It takes a recklessness to be Nadal. It’s not only about running with abandon, but also about throwing everything you have with every single body part into every single motion. It is to push limits, to create energy and adrenaline so powerful that even people watching can feel it. To be Nadal is not to float gracefully like Roger Federer, but to storm the court like no one before.
And all of that is to point out one thing: The guy who lost to Tomas Berdych 6-2, 6-0, 7-6 (7-5) Tuesday in the Australian Open quarterfinals? That wasn’t Nadal.
Rafael Nadal warned us. He said he wasn’t ready to win this tournament, that he was rusty from his time away because of injuries. He said Tuesday that reaching the quarters was a good step. But are we supposed to believe his words — and, those of ESPN’s analysts who think he just needs practice — or our own eyes? Because what I saw was this:
Nadal’s body is broken. It’s amazing he lasted this long, to 28. How long would your car last going pedal to the metal all the time?
“I am feeling OK,” he told reporters. “Just was not my day. I didn’t play with the right intensity, with the right rhythm. And the opponent played better than me.”
But you were rubbing your hamstrings. And you took some sort of medicine during the third set.
“Yeah, happened nothing,” he said. “I am feeling well. That’s it.”
Truth: Nadal hates it that people think he blames injury for losses. More truth: Injury was the reason for this loss.
Well, actually I don’t think it was injury, though that’s how Darren Cahill portrayed it. Maybe he’s right. I hope he’s right. But I suspect this is just Nadal’s normal state now. He has put his body through torture for so long.
But the problem against Berdych wasn’t rust or timing. Nadal can’t change directions on a dime — as
they say — anymore. He would move to his right and run around his backhand, or just drive into one. And then?
Berdych would hit winner into the open court on Nadal’s forehand side. Berdych has a big forehand, but it’s not coming from a rifle. Nadal wasn’t even getting into the TV picture. There were glimpses of what was happening, though. Nadal was stuck and his legs couldn’t dig him out. I’d say he looked like a car with wheels spinning in the mud, but his wheels weren’t spinning.
Nadal can still run fast when he gets going. But to lose that split second while stuck in the corner means he can’t cover the court the way he always has. Which meant he couldn’t get into his usual position. Which meant, for the first two sets anyway, he couldn’t get anything behind his shots.
Which meant he wasn’t Nadal.
I guess you can only run as fast as possible and slide 10 feet on asphalt so many times. Novak Djokovic is going to learn that soon, if he isn’t already.
Berdych was oustanding, but it’s not that difficult to hit shots into an open court.
What is the total of what Nadal has been through in the past year, anyway? A wrist problem, stem cell treatment on his back, more knee troubles and an appendicitis? Not to mention his back breaking down in the middle of last year’s Australian Open final.

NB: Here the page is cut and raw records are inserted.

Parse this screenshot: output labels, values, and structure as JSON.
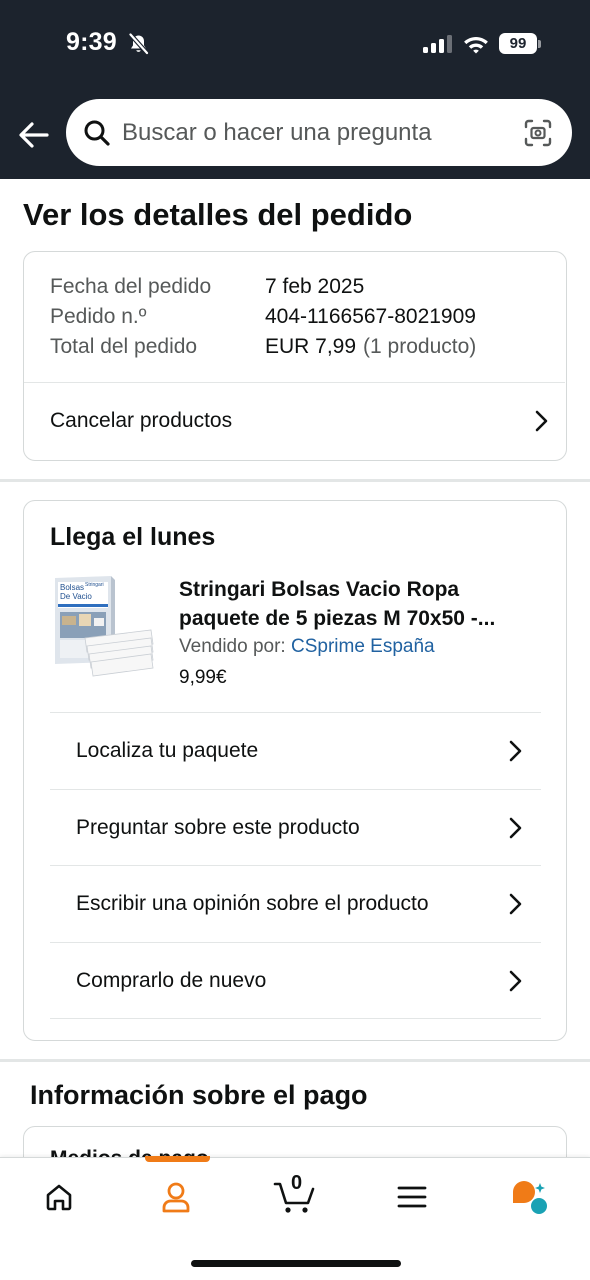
{
  "status_bar": {
    "time": "9:39",
    "battery": "99"
  },
  "header": {
    "search_placeholder": "Buscar o hacer una pregunta"
  },
  "page_title": "Ver los detalles del pedido",
  "order_summary": {
    "rows": [
      {
        "label": "Fecha del pedido",
        "value": "7 feb 2025",
        "extra": ""
      },
      {
        "label": "Pedido n.º",
        "value": "404-1166567-8021909",
        "extra": ""
      },
      {
        "label": "Total del pedido",
        "value": "EUR 7,99",
        "extra": "(1 producto)"
      }
    ],
    "cancel_label": "Cancelar productos"
  },
  "delivery": {
    "title": "Llega el lunes",
    "product": {
      "title": "Stringari Bolsas Vacio Ropa paquete de 5 piezas M 70x50 -...",
      "seller_prefix": "Vendido por:",
      "seller_name": "CSprime España",
      "price": "9,99€",
      "image_text": {
        "line1": "Bolsas",
        "line2": "De Vacio",
        "brand": "Stringari"
      }
    },
    "actions": [
      {
        "label": "Localiza tu paquete"
      },
      {
        "label": "Preguntar sobre este producto"
      },
      {
        "label": "Escribir una opinión sobre el producto"
      },
      {
        "label": "Comprarlo de nuevo"
      }
    ]
  },
  "payment": {
    "title": "Información sobre el pago",
    "card_label": "Medios de pago"
  },
  "tabbar": {
    "active": "account",
    "cart_count": "0",
    "tabs": [
      "home-icon",
      "account-icon",
      "cart-icon",
      "menu-icon",
      "rufus-icon"
    ]
  },
  "colors": {
    "header_bg": "#1c232d",
    "accent": "#f07b17",
    "link": "#2162a1",
    "border": "#d5d9d9"
  }
}
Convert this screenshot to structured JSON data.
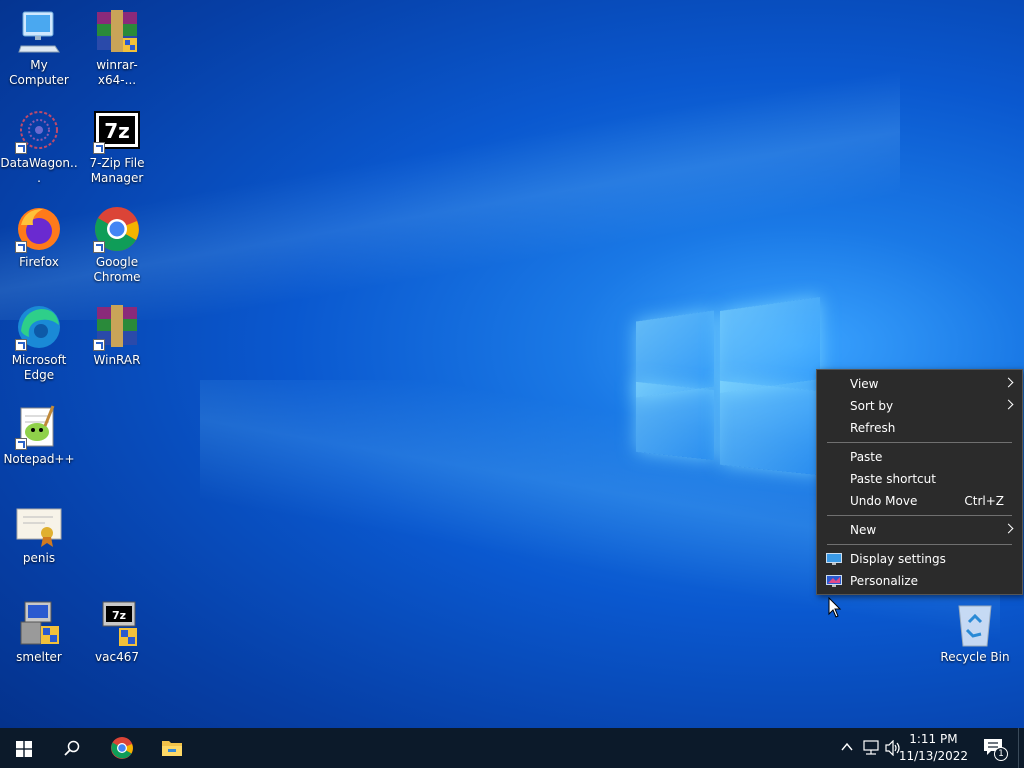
{
  "desktop": {
    "icons": [
      {
        "label": "My Computer",
        "icon": "computer-icon"
      },
      {
        "label": "winrar-x64-...",
        "icon": "winrar-icon"
      },
      {
        "label": "DataWagon...",
        "icon": "datawagon-icon"
      },
      {
        "label": "7-Zip File Manager",
        "icon": "7zip-icon"
      },
      {
        "label": "Firefox",
        "icon": "firefox-icon"
      },
      {
        "label": "Google Chrome",
        "icon": "chrome-icon"
      },
      {
        "label": "Microsoft Edge",
        "icon": "edge-icon"
      },
      {
        "label": "WinRAR",
        "icon": "winrar-icon"
      },
      {
        "label": "Notepad++",
        "icon": "notepadpp-icon"
      },
      {
        "label": "penis",
        "icon": "certificate-icon"
      },
      {
        "label": "smelter",
        "icon": "installer-icon"
      },
      {
        "label": "vac467",
        "icon": "7z-installer-icon"
      },
      {
        "label": "Recycle Bin",
        "icon": "recycle-bin-icon"
      }
    ]
  },
  "context_menu": {
    "items": [
      {
        "label": "View",
        "submenu": true
      },
      {
        "label": "Sort by",
        "submenu": true
      },
      {
        "label": "Refresh"
      },
      {
        "label": "Paste"
      },
      {
        "label": "Paste shortcut"
      },
      {
        "label": "Undo Move",
        "shortcut": "Ctrl+Z"
      },
      {
        "label": "New",
        "submenu": true
      },
      {
        "label": "Display settings",
        "icon": "display-settings-icon"
      },
      {
        "label": "Personalize",
        "icon": "personalize-icon"
      }
    ]
  },
  "taskbar": {
    "time": "1:11 PM",
    "date": "11/13/2022",
    "notification_count": "1",
    "pinned": [
      "start-icon",
      "search-icon",
      "chrome-icon",
      "file-explorer-icon"
    ]
  },
  "colors": {
    "taskbar_bg": "#0c1a2a",
    "menu_bg": "#2b2b2b",
    "menu_sep": "#707070"
  }
}
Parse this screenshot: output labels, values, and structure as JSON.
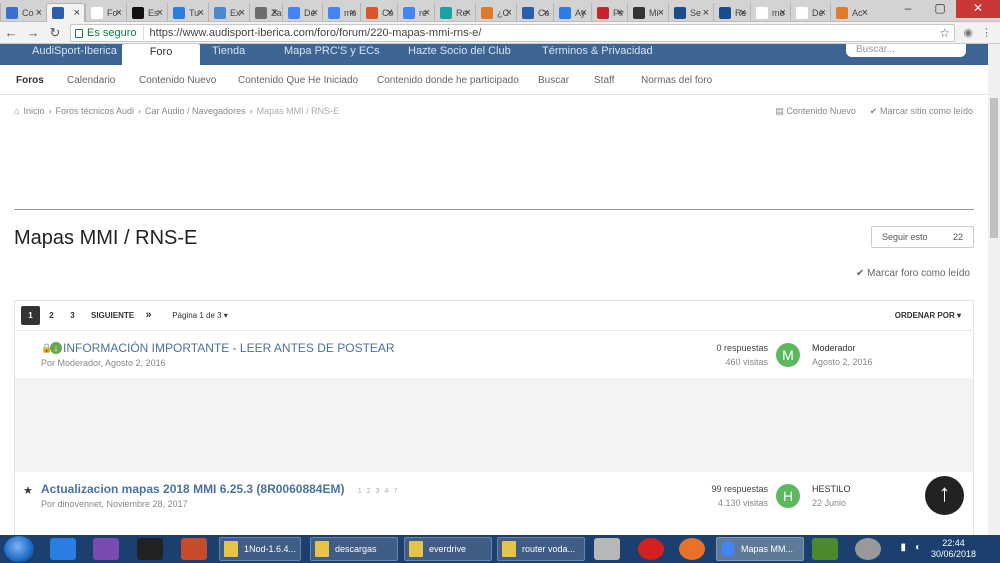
{
  "browser": {
    "tabs": [
      {
        "label": "Co",
        "color": "#3b6fd1"
      },
      {
        "label": "",
        "color": "#2a5ea8",
        "active": true
      },
      {
        "label": "Fo",
        "color": "#ffffff"
      },
      {
        "label": "Es",
        "color": "#111111"
      },
      {
        "label": "Tu",
        "color": "#2a7de1"
      },
      {
        "label": "Ex",
        "color": "#4a8bd0"
      },
      {
        "label": "Za",
        "color": "#6d6d6d"
      },
      {
        "label": "De",
        "color": "#4285f4"
      },
      {
        "label": "mo",
        "color": "#4285f4"
      },
      {
        "label": "Có",
        "color": "#d9572a"
      },
      {
        "label": "re",
        "color": "#4285f4"
      },
      {
        "label": "Re",
        "color": "#1aa1a1"
      },
      {
        "label": "¿C",
        "color": "#e07a2a"
      },
      {
        "label": "Co",
        "color": "#2a5ea8"
      },
      {
        "label": "Ay",
        "color": "#2a7de1"
      },
      {
        "label": "Pir",
        "color": "#c8232c"
      },
      {
        "label": "Mi",
        "color": "#333333"
      },
      {
        "label": "Se",
        "color": "#1a4d8c"
      },
      {
        "label": "Re",
        "color": "#1a4d8c"
      },
      {
        "label": "mo",
        "color": "#ffffff"
      },
      {
        "label": "De",
        "color": "#ffffff"
      },
      {
        "label": "Ac",
        "color": "#e07a2a"
      }
    ],
    "secure_label": "Es seguro",
    "url_scheme": "https://",
    "url_rest": "www.audisport-iberica.com/foro/forum/220-mapas-mmi-rns-e/"
  },
  "site_nav": {
    "items": [
      "AudiSport-Iberica",
      "Foro",
      "Tienda",
      "Mapa PRC'S y ECs",
      "Hazte Socio del Club",
      "Términos & Privacidad"
    ],
    "active": "Foro",
    "search_placeholder": "Buscar..."
  },
  "sub_nav": [
    "Foros",
    "Calendario",
    "Contenido Nuevo",
    "Contenido Que He Iniciado",
    "Contenido donde he participado",
    "Buscar",
    "Staff",
    "Normas del foro"
  ],
  "breadcrumb": [
    "Inicio",
    "Foros técnicos Audi",
    "Car Audio / Navegadores",
    "Mapas MMI / RNS-E"
  ],
  "breadcrumb_right": [
    "Contenido Nuevo",
    "Marcar sitio como leído"
  ],
  "page_title": "Mapas MMI / RNS-E",
  "follow": {
    "label": "Seguir esto",
    "count": "22"
  },
  "mark_forum_read": "Marcar foro como leído",
  "pagination": {
    "pages": [
      "1",
      "2",
      "3"
    ],
    "next": "SIGUIENTE",
    "last": "»",
    "page_of": "Página 1 de 3",
    "sort": "ORDENAR POR"
  },
  "topics": [
    {
      "title": "INFORMACIÓN IMPORTANTE - LEER ANTES DE POSTEAR",
      "meta": "Por Moderador, Agosto 2, 2016",
      "replies": "0 respuestas",
      "views": "460 visitas",
      "avatar_letter": "M",
      "avatar_color": "#5cb85c",
      "last_user": "Moderador",
      "last_date": "Agosto 2, 2016"
    },
    {
      "title": "Actualizacion mapas 2018 MMI 6.25.3 (8R0060884EM)",
      "meta": "Por dinovennet, Noviembre 28, 2017",
      "mini_pages": [
        "1",
        "2",
        "3",
        "4",
        "7"
      ],
      "replies": "99 respuestas",
      "views": "4.130 visitas",
      "avatar_letter": "H",
      "avatar_color": "#5cb85c",
      "last_user": "HESTILO",
      "last_date": "22 Junio"
    }
  ],
  "taskbar": {
    "tasks": [
      "1Nod-1.6.4...",
      "descargas",
      "everdrive",
      "router voda...",
      "Mapas MM..."
    ],
    "time": "22:44",
    "date": "30/06/2018"
  }
}
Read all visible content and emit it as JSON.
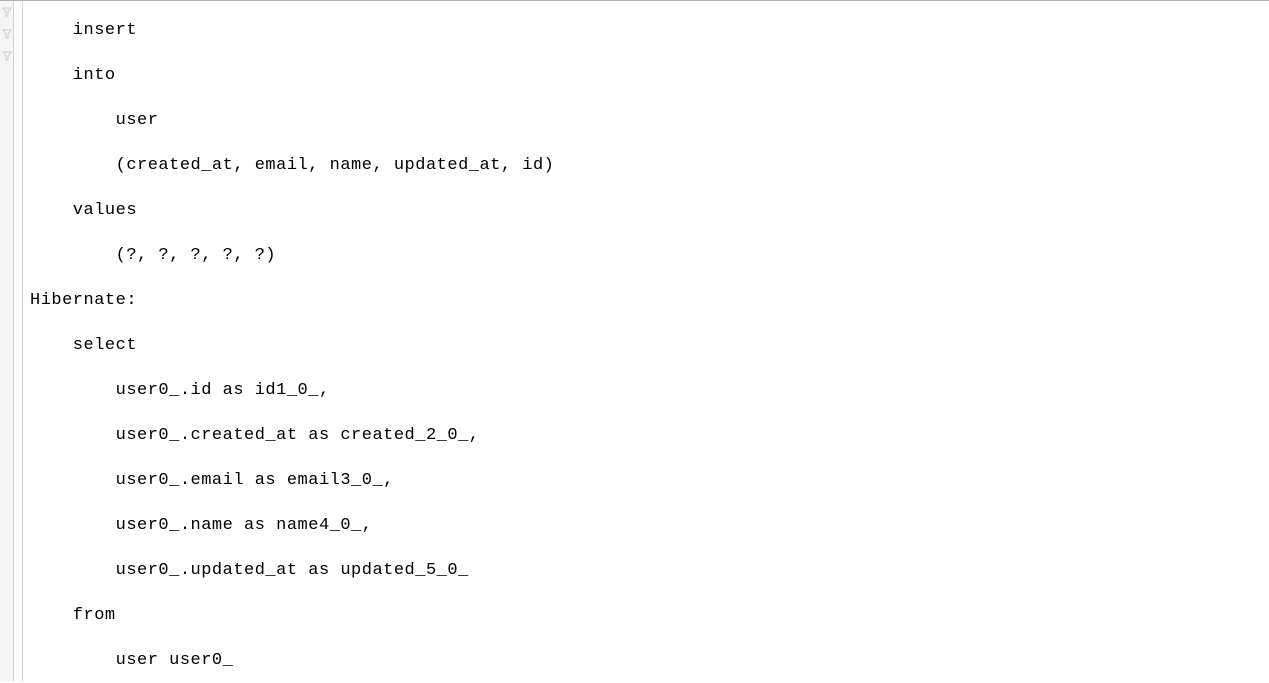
{
  "console": {
    "lines": [
      "    insert ",
      "    into",
      "        user",
      "        (created_at, email, name, updated_at, id) ",
      "    values",
      "        (?, ?, ?, ?, ?)",
      "Hibernate: ",
      "    select",
      "        user0_.id as id1_0_,",
      "        user0_.created_at as created_2_0_,",
      "        user0_.email as email3_0_,",
      "        user0_.name as name4_0_,",
      "        user0_.updated_at as updated_5_0_ ",
      "    from",
      "        user user0_ "
    ]
  },
  "gutter": {
    "icons": [
      "s",
      "s",
      "s"
    ]
  }
}
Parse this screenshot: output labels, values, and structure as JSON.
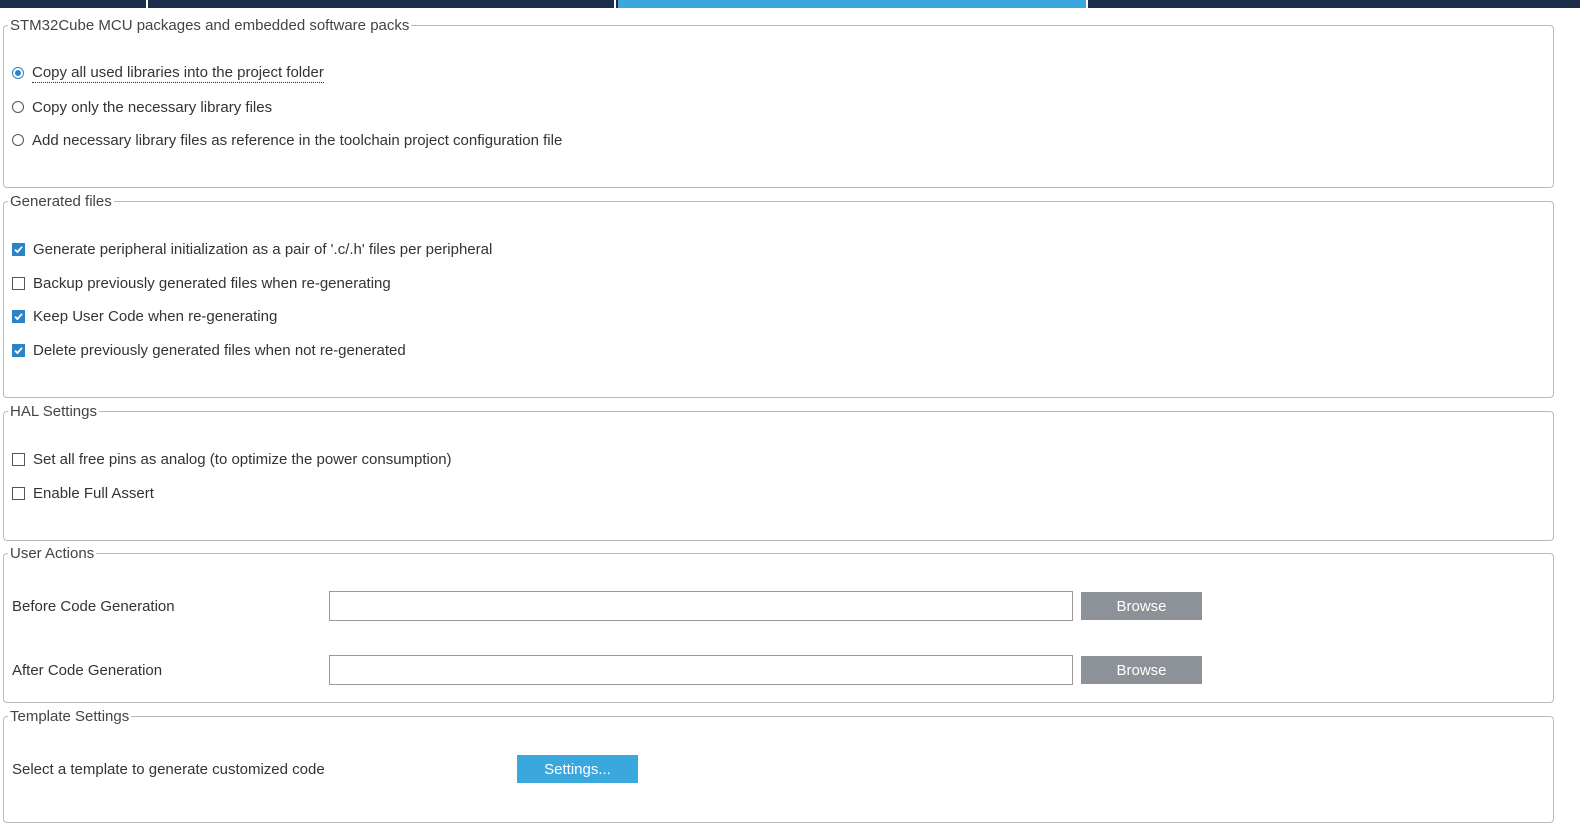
{
  "tabs": [
    {
      "label": "",
      "active": false
    },
    {
      "label": "",
      "active": false
    },
    {
      "label": "",
      "active": true
    },
    {
      "label": "",
      "active": false
    }
  ],
  "mcu_packages": {
    "legend": "STM32Cube MCU packages and embedded software packs",
    "options": [
      {
        "label": "Copy all used libraries into the project folder",
        "selected": true
      },
      {
        "label": "Copy only the necessary library files",
        "selected": false
      },
      {
        "label": "Add necessary library files as reference in the toolchain project configuration file",
        "selected": false
      }
    ]
  },
  "generated_files": {
    "legend": "Generated files",
    "options": [
      {
        "label": "Generate peripheral initialization as a pair of '.c/.h' files per peripheral",
        "checked": true
      },
      {
        "label": "Backup previously generated files when re-generating",
        "checked": false
      },
      {
        "label": "Keep User Code when re-generating",
        "checked": true
      },
      {
        "label": "Delete previously generated files when not re-generated",
        "checked": true
      }
    ]
  },
  "hal_settings": {
    "legend": "HAL Settings",
    "options": [
      {
        "label": "Set all free pins as analog (to optimize the power consumption)",
        "checked": false
      },
      {
        "label": "Enable Full Assert",
        "checked": false
      }
    ]
  },
  "user_actions": {
    "legend": "User Actions",
    "before": {
      "label": "Before Code Generation",
      "value": "",
      "browse_label": "Browse"
    },
    "after": {
      "label": "After Code Generation",
      "value": "",
      "browse_label": "Browse"
    }
  },
  "template_settings": {
    "legend": "Template Settings",
    "label": "Select a template to generate customized code",
    "button_label": "Settings..."
  },
  "colors": {
    "accent": "#2a84c6",
    "active_tab": "#3aa7dd",
    "tab_bar": "#1d2e4a",
    "browse_button": "#8d9298"
  }
}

Nadal has always had injuries, followed by miracle recoveries. But the injuries are getting more frequent and more severe now. And against Tim Smyczek in the second round of the Australian, he started cramping all over his upper body. Against Berdych, it appeared to be his legs again.
It’s going to be a miracle of timing for him to play seven best-of-five set matches to get through a major. Maybe it can still happen at the French, where his movement was so much better than everyone else’s that he can overcome a little loss of movement.
The rest of the time, he’s going to have to adapt. End points quicker. Play closer to the baseline. I know how the score looks, but Nadal almost found a way to beat Berdych anyway. It show just how good he is that he can do that with a broken body.
This is going to be the grinding phase of Nadal’s career. You cannot count on his body anymore. I just don’t know how much more he can do if he’s not Nadal.